- How do you ensure that the process starts up and is maintained at the right phase continuity? (refer earlier articles)
- How do you respond to total power failure?
- How do you respond to power blips when only sections of the plant are effected?
All of these “art” questions can be asked and partially answered during pilot plant and design. Some of the art is awaiting at commissioning and ramp-up to be experienced, learnt from and incorporated into the art of processing.
Other parts that are more art than science are in the form of the product. It’s physical form as opposed to it’s chemical form. This form of product discussion is very pertinent to the story of cerium and lanthanum and so I will leave that part until the next article.

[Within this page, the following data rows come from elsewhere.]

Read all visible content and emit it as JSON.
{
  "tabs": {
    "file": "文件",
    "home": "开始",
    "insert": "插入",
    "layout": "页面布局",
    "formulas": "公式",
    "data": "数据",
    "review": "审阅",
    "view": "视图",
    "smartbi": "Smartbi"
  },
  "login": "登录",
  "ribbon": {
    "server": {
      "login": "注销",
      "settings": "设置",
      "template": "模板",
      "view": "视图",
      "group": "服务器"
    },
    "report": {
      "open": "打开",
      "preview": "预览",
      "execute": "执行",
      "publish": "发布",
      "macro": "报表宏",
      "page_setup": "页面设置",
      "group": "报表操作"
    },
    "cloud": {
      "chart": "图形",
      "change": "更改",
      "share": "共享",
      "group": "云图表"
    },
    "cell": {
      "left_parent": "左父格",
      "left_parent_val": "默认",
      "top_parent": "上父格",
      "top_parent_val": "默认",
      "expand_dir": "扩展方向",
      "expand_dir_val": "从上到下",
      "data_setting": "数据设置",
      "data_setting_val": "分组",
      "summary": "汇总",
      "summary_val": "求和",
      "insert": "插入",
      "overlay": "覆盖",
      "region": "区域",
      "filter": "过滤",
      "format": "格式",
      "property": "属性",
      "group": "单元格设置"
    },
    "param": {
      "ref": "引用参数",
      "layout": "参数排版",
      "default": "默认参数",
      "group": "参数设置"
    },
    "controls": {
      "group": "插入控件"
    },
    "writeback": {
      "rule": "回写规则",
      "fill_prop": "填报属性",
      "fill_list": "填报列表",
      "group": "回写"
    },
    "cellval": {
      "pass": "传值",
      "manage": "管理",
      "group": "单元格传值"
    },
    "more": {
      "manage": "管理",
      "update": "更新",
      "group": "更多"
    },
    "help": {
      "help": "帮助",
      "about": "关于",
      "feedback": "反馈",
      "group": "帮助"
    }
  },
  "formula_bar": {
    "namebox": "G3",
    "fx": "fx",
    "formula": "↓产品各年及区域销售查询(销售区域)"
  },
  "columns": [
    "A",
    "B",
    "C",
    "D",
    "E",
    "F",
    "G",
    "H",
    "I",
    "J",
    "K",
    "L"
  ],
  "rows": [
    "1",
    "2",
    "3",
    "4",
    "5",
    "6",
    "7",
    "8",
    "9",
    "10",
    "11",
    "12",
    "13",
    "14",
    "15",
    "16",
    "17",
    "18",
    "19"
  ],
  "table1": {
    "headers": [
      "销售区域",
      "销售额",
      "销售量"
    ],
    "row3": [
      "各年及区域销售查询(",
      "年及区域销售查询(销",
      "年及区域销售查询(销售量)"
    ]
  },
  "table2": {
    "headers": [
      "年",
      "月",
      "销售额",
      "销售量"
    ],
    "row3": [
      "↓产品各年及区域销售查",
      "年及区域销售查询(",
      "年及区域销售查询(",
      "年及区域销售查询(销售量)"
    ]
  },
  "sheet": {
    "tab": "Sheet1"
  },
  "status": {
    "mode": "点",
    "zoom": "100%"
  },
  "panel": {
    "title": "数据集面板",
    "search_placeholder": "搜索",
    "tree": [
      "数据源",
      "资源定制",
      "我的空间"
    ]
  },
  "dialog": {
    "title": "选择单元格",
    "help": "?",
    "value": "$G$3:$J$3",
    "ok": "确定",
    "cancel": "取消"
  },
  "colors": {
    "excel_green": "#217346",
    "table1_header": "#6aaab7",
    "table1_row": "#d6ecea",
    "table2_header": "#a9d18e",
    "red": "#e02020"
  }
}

Mr Mackowski is a qualified engineer in mineral processing with over 30 years technical and operational experience in rare earths, uranium, industrial minerals, nickel, kaolin ... <Read more about Steve Mackowski>